> _Instructions for the task_
Lines holding the string "online" are the ones to copy; find them all in the data.

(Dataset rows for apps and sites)

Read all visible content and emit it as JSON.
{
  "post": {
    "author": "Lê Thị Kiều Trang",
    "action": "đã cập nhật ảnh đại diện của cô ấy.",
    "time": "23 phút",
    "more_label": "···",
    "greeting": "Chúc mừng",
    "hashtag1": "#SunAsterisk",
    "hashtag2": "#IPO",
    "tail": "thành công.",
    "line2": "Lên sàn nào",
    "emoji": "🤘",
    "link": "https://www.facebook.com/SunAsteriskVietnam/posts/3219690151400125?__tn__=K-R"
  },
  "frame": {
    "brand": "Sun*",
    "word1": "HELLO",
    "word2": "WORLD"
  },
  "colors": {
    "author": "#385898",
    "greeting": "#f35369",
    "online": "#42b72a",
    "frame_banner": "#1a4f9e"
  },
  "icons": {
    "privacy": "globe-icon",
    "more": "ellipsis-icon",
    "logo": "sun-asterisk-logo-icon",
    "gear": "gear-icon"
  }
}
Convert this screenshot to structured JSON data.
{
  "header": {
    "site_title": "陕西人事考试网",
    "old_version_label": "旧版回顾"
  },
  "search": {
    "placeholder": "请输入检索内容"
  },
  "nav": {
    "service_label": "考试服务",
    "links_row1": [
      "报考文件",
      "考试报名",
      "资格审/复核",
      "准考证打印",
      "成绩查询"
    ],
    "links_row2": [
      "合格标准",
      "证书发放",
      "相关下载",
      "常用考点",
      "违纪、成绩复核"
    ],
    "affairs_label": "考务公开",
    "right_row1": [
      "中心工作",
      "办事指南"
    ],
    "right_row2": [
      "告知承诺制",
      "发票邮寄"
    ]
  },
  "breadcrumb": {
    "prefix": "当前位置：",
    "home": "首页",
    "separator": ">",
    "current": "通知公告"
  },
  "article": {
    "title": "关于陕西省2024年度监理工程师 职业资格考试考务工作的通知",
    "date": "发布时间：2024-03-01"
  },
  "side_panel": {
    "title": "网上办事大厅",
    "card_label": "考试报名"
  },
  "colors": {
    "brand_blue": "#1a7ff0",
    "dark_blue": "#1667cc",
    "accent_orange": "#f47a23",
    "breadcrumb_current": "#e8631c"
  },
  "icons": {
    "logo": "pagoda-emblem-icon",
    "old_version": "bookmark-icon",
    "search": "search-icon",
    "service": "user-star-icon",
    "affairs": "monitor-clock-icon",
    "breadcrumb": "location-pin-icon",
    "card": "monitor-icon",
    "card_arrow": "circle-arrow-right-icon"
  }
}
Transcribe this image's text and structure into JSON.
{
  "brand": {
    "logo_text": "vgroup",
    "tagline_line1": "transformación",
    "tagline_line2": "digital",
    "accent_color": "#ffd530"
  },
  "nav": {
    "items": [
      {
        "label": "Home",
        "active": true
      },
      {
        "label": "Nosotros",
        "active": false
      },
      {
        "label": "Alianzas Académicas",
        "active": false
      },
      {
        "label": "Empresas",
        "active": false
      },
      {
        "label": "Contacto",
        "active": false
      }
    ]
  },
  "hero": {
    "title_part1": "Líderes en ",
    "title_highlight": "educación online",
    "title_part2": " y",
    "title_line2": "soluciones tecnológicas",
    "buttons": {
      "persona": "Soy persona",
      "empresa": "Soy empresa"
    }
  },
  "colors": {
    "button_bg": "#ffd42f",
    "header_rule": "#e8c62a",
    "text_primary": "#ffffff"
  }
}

> _Solved exercise_
    "online": "#42b72a",
    "title_highlight": "educación online",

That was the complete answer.